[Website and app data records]
____
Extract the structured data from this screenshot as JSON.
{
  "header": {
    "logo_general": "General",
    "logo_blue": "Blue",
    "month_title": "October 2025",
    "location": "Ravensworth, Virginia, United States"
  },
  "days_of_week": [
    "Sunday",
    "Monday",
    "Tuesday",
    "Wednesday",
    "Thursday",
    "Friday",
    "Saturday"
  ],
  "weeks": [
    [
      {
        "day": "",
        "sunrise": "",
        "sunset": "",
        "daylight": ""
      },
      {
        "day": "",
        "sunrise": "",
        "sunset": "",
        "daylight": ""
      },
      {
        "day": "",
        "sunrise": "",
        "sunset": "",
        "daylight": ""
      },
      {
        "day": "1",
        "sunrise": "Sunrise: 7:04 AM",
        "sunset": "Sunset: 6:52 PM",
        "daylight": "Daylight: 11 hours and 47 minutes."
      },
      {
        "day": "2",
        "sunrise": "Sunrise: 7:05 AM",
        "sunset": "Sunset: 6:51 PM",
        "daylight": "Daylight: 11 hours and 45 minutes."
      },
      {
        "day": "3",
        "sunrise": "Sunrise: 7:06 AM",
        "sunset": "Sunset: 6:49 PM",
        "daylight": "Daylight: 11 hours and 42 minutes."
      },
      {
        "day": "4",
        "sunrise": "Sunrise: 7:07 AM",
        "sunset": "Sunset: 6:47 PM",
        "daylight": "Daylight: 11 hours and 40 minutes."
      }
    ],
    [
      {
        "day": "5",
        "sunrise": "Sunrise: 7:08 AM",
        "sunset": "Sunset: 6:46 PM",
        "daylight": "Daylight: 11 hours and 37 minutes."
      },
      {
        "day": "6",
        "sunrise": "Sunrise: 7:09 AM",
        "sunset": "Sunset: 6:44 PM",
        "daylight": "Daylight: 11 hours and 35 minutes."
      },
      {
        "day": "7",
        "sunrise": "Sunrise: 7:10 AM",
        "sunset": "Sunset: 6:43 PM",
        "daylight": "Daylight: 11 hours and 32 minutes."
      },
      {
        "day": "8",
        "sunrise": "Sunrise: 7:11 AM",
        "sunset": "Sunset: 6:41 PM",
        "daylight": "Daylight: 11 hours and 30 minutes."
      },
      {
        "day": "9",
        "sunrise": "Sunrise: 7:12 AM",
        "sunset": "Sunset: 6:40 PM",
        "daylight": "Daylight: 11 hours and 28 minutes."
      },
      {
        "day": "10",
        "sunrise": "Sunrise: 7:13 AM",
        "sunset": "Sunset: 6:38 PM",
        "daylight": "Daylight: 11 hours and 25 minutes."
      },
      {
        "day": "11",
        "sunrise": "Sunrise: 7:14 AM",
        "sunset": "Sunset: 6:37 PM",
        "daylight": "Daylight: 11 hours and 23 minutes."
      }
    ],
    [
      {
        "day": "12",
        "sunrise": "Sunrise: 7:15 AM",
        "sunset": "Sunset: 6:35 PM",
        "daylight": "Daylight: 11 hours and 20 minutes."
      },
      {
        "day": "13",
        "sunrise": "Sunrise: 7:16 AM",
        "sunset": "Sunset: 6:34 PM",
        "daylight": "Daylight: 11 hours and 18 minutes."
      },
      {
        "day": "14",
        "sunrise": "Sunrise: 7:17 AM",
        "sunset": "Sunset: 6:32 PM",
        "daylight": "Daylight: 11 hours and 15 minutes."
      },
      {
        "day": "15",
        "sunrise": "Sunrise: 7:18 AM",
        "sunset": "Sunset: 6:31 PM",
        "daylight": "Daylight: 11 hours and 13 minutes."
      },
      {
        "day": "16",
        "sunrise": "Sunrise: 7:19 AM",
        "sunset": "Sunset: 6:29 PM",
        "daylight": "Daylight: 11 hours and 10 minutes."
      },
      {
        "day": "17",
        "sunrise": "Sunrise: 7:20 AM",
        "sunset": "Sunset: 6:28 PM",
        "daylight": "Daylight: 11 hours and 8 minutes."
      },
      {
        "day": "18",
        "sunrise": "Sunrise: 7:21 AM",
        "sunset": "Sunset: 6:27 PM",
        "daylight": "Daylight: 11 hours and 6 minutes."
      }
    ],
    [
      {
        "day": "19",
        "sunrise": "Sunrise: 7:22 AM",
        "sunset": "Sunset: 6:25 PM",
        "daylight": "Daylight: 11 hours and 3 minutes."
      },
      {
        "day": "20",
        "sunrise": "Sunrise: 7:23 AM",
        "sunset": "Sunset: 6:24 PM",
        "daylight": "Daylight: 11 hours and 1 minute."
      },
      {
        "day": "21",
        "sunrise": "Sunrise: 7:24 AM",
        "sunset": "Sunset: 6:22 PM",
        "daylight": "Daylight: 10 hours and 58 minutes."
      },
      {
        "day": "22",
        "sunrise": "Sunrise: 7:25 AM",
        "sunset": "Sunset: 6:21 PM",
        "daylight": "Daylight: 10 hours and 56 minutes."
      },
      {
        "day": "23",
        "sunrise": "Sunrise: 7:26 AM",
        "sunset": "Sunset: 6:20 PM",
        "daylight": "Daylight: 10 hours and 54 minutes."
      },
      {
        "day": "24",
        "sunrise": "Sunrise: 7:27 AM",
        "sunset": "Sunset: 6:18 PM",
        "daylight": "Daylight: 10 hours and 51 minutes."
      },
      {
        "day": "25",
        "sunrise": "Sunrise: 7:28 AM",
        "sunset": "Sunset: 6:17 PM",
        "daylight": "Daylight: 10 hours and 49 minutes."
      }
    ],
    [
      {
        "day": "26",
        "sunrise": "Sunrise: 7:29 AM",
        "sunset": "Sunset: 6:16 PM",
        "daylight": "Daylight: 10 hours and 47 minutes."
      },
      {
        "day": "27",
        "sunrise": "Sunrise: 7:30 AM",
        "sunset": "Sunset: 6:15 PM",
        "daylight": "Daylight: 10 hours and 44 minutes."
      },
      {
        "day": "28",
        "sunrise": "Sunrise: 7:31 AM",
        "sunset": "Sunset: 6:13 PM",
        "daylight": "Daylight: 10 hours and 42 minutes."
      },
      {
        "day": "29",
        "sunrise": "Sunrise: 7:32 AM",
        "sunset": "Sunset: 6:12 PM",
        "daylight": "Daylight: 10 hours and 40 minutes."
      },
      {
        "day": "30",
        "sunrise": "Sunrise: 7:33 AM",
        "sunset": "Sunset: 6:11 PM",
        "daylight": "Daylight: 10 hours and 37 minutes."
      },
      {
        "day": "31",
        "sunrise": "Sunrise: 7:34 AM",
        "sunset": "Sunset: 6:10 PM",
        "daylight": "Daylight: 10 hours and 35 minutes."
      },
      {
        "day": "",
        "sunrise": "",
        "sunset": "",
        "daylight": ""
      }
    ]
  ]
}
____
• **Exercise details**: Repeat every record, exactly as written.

• **Answer section**:
Extract the structured data from this screenshot as JSON.
{
  "header": {
    "logo_general": "General",
    "logo_blue": "Blue",
    "month_title": "October 2025",
    "location": "Ravensworth, Virginia, United States"
  },
  "days_of_week": [
    "Sunday",
    "Monday",
    "Tuesday",
    "Wednesday",
    "Thursday",
    "Friday",
    "Saturday"
  ],
  "weeks": [
    [
      {
        "day": "",
        "sunrise": "",
        "sunset": "",
        "daylight": ""
      },
      {
        "day": "",
        "sunrise": "",
        "sunset": "",
        "daylight": ""
      },
      {
        "day": "",
        "sunrise": "",
        "sunset": "",
        "daylight": ""
      },
      {
        "day": "1",
        "sunrise": "Sunrise: 7:04 AM",
        "sunset": "Sunset: 6:52 PM",
        "daylight": "Daylight: 11 hours and 47 minutes."
      },
      {
        "day": "2",
        "sunrise": "Sunrise: 7:05 AM",
        "sunset": "Sunset: 6:51 PM",
        "daylight": "Daylight: 11 hours and 45 minutes."
      },
      {
        "day": "3",
        "sunrise": "Sunrise: 7:06 AM",
        "sunset": "Sunset: 6:49 PM",
        "daylight": "Daylight: 11 hours and 42 minutes."
      },
      {
        "day": "4",
        "sunrise": "Sunrise: 7:07 AM",
        "sunset": "Sunset: 6:47 PM",
        "daylight": "Daylight: 11 hours and 40 minutes."
      }
    ],
    [
      {
        "day": "5",
        "sunrise": "Sunrise: 7:08 AM",
        "sunset": "Sunset: 6:46 PM",
        "daylight": "Daylight: 11 hours and 37 minutes."
      },
      {
        "day": "6",
        "sunrise": "Sunrise: 7:09 AM",
        "sunset": "Sunset: 6:44 PM",
        "daylight": "Daylight: 11 hours and 35 minutes."
      },
      {
        "day": "7",
        "sunrise": "Sunrise: 7:10 AM",
        "sunset": "Sunset: 6:43 PM",
        "daylight": "Daylight: 11 hours and 32 minutes."
      },
      {
        "day": "8",
        "sunrise": "Sunrise: 7:11 AM",
        "sunset": "Sunset: 6:41 PM",
        "daylight": "Daylight: 11 hours and 30 minutes."
      },
      {
        "day": "9",
        "sunrise": "Sunrise: 7:12 AM",
        "sunset": "Sunset: 6:40 PM",
        "daylight": "Daylight: 11 hours and 28 minutes."
      },
      {
        "day": "10",
        "sunrise": "Sunrise: 7:13 AM",
        "sunset": "Sunset: 6:38 PM",
        "daylight": "Daylight: 11 hours and 25 minutes."
      },
      {
        "day": "11",
        "sunrise": "Sunrise: 7:14 AM",
        "sunset": "Sunset: 6:37 PM",
        "daylight": "Daylight: 11 hours and 23 minutes."
      }
    ],
    [
      {
        "day": "12",
        "sunrise": "Sunrise: 7:15 AM",
        "sunset": "Sunset: 6:35 PM",
        "daylight": "Daylight: 11 hours and 20 minutes."
      },
      {
        "day": "13",
        "sunrise": "Sunrise: 7:16 AM",
        "sunset": "Sunset: 6:34 PM",
        "daylight": "Daylight: 11 hours and 18 minutes."
      },
      {
        "day": "14",
        "sunrise": "Sunrise: 7:17 AM",
        "sunset": "Sunset: 6:32 PM",
        "daylight": "Daylight: 11 hours and 15 minutes."
      },
      {
        "day": "15",
        "sunrise": "Sunrise: 7:18 AM",
        "sunset": "Sunset: 6:31 PM",
        "daylight": "Daylight: 11 hours and 13 minutes."
      },
      {
        "day": "16",
        "sunrise": "Sunrise: 7:19 AM",
        "sunset": "Sunset: 6:29 PM",
        "daylight": "Daylight: 11 hours and 10 minutes."
      },
      {
        "day": "17",
        "sunrise": "Sunrise: 7:20 AM",
        "sunset": "Sunset: 6:28 PM",
        "daylight": "Daylight: 11 hours and 8 minutes."
      },
      {
        "day": "18",
        "sunrise": "Sunrise: 7:21 AM",
        "sunset": "Sunset: 6:27 PM",
        "daylight": "Daylight: 11 hours and 6 minutes."
      }
    ],
    [
      {
        "day": "19",
        "sunrise": "Sunrise: 7:22 AM",
        "sunset": "Sunset: 6:25 PM",
        "daylight": "Daylight: 11 hours and 3 minutes."
      },
      {
        "day": "20",
        "sunrise": "Sunrise: 7:23 AM",
        "sunset": "Sunset: 6:24 PM",
        "daylight": "Daylight: 11 hours and 1 minute."
      },
      {
        "day": "21",
        "sunrise": "Sunrise: 7:24 AM",
        "sunset": "Sunset: 6:22 PM",
        "daylight": "Daylight: 10 hours and 58 minutes."
      },
      {
        "day": "22",
        "sunrise": "Sunrise: 7:25 AM",
        "sunset": "Sunset: 6:21 PM",
        "daylight": "Daylight: 10 hours and 56 minutes."
      },
      {
        "day": "23",
        "sunrise": "Sunrise: 7:26 AM",
        "sunset": "Sunset: 6:20 PM",
        "daylight": "Daylight: 10 hours and 54 minutes."
      },
      {
        "day": "24",
        "sunrise": "Sunrise: 7:27 AM",
        "sunset": "Sunset: 6:18 PM",
        "daylight": "Daylight: 10 hours and 51 minutes."
      },
      {
        "day": "25",
        "sunrise": "Sunrise: 7:28 AM",
        "sunset": "Sunset: 6:17 PM",
        "daylight": "Daylight: 10 hours and 49 minutes."
      }
    ],
    [
      {
        "day": "26",
        "sunrise": "Sunrise: 7:29 AM",
        "sunset": "Sunset: 6:16 PM",
        "daylight": "Daylight: 10 hours and 47 minutes."
      },
      {
        "day": "27",
        "sunrise": "Sunrise: 7:30 AM",
        "sunset": "Sunset: 6:15 PM",
        "daylight": "Daylight: 10 hours and 44 minutes."
      },
      {
        "day": "28",
        "sunrise": "Sunrise: 7:31 AM",
        "sunset": "Sunset: 6:13 PM",
        "daylight": "Daylight: 10 hours and 42 minutes."
      },
      {
        "day": "29",
        "sunrise": "Sunrise: 7:32 AM",
        "sunset": "Sunset: 6:12 PM",
        "daylight": "Daylight: 10 hours and 40 minutes."
      },
      {
        "day": "30",
        "sunrise": "Sunrise: 7:33 AM",
        "sunset": "Sunset: 6:11 PM",
        "daylight": "Daylight: 10 hours and 37 minutes."
      },
      {
        "day": "31",
        "sunrise": "Sunrise: 7:34 AM",
        "sunset": "Sunset: 6:10 PM",
        "daylight": "Daylight: 10 hours and 35 minutes."
      },
      {
        "day": "",
        "sunrise": "",
        "sunset": "",
        "daylight": ""
      }
    ]
  ]
}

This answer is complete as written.